=== PROBLEM ===
The answer must be a single number: how many lines of the records below hold the word "value".

= Beginning of Section =

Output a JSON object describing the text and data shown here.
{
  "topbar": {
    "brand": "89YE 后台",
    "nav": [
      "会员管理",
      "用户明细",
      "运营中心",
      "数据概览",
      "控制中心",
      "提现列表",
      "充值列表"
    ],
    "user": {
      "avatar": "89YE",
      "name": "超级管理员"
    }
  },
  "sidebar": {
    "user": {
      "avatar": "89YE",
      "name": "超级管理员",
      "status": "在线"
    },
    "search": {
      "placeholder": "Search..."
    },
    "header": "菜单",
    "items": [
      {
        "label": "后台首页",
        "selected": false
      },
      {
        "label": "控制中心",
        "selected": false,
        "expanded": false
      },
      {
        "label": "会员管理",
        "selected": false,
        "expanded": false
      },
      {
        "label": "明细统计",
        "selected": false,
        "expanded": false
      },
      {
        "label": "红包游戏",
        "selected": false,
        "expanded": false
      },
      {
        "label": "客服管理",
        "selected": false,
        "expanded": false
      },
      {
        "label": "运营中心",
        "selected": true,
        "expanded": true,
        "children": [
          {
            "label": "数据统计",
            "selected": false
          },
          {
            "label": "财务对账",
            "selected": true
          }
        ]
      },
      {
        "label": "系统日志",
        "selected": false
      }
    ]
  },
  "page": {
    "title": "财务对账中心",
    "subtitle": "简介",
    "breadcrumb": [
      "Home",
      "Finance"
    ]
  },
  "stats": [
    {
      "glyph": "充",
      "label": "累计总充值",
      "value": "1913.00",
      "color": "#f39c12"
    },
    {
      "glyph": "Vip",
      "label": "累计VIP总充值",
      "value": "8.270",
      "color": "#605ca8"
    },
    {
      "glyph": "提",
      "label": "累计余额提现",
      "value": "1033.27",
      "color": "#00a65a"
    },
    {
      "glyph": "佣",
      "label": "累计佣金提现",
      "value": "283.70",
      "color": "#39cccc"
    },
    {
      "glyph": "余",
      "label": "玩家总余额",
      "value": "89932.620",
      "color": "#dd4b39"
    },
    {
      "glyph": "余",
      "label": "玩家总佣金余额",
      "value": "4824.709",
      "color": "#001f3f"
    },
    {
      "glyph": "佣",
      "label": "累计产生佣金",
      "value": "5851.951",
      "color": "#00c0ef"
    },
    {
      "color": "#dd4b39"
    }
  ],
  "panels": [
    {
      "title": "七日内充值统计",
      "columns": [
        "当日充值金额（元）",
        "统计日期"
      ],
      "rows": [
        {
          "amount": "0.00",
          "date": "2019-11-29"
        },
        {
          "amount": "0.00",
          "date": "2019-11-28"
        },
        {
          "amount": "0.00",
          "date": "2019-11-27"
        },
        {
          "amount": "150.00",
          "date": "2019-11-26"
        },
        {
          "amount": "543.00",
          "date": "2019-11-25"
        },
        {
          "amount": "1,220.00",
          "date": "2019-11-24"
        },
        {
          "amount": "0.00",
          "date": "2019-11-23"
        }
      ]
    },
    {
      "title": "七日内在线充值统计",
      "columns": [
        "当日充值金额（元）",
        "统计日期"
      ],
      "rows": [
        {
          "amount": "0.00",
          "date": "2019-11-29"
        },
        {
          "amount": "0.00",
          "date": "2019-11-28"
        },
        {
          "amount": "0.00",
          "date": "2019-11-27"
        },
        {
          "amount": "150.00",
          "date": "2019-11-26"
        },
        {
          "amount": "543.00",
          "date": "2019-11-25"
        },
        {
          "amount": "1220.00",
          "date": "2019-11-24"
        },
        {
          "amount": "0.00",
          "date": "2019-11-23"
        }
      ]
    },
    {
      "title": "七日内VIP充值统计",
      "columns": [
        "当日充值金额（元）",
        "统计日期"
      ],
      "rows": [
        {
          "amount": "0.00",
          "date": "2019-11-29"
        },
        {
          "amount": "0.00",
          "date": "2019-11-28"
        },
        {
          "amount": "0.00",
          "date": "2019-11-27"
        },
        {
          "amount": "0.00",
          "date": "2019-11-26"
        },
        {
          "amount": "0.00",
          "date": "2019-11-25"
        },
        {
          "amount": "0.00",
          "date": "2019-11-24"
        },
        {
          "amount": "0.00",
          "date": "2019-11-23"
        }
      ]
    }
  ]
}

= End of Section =

=== RESPONSE ===
7